==== Material provided ====
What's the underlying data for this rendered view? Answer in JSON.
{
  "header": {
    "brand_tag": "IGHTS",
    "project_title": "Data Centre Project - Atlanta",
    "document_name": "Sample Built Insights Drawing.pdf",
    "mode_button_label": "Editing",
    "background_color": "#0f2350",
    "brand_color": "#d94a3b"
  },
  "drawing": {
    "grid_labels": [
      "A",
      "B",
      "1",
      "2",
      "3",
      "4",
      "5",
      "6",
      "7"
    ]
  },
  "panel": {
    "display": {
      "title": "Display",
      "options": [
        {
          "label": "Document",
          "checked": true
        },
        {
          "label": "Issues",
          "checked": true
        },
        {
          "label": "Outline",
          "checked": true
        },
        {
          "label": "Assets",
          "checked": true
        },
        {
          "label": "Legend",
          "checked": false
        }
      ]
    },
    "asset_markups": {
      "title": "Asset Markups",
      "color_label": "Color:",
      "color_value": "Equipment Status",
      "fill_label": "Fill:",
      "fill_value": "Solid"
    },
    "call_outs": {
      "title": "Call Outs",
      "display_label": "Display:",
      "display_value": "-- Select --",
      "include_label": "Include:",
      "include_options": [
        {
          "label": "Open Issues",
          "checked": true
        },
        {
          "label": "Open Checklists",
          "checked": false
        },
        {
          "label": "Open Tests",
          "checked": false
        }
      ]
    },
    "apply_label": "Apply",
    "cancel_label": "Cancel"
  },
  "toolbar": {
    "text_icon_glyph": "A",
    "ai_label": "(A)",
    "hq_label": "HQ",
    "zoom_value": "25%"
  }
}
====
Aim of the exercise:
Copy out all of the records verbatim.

Task result:
What's the underlying data for this rendered view? Answer in JSON.
{
  "header": {
    "brand_tag": "IGHTS",
    "project_title": "Data Centre Project - Atlanta",
    "document_name": "Sample Built Insights Drawing.pdf",
    "mode_button_label": "Editing",
    "background_color": "#0f2350",
    "brand_color": "#d94a3b"
  },
  "drawing": {
    "grid_labels": [
      "A",
      "B",
      "1",
      "2",
      "3",
      "4",
      "5",
      "6",
      "7"
    ]
  },
  "panel": {
    "display": {
      "title": "Display",
      "options": [
        {
          "label": "Document",
          "checked": true
        },
        {
          "label": "Issues",
          "checked": true
        },
        {
          "label": "Outline",
          "checked": true
        },
        {
          "label": "Assets",
          "checked": true
        },
        {
          "label": "Legend",
          "checked": false
        }
      ]
    },
    "asset_markups": {
      "title": "Asset Markups",
      "color_label": "Color:",
      "color_value": "Equipment Status",
      "fill_label": "Fill:",
      "fill_value": "Solid"
    },
    "call_outs": {
      "title": "Call Outs",
      "display_label": "Display:",
      "display_value": "-- Select --",
      "include_label": "Include:",
      "include_options": [
        {
          "label": "Open Issues",
          "checked": true
        },
        {
          "label": "Open Checklists",
          "checked": false
        },
        {
          "label": "Open Tests",
          "checked": false
        }
      ]
    },
    "apply_label": "Apply",
    "cancel_label": "Cancel"
  },
  "toolbar": {
    "text_icon_glyph": "A",
    "ai_label": "(A)",
    "hq_label": "HQ",
    "zoom_value": "25%"
  }
}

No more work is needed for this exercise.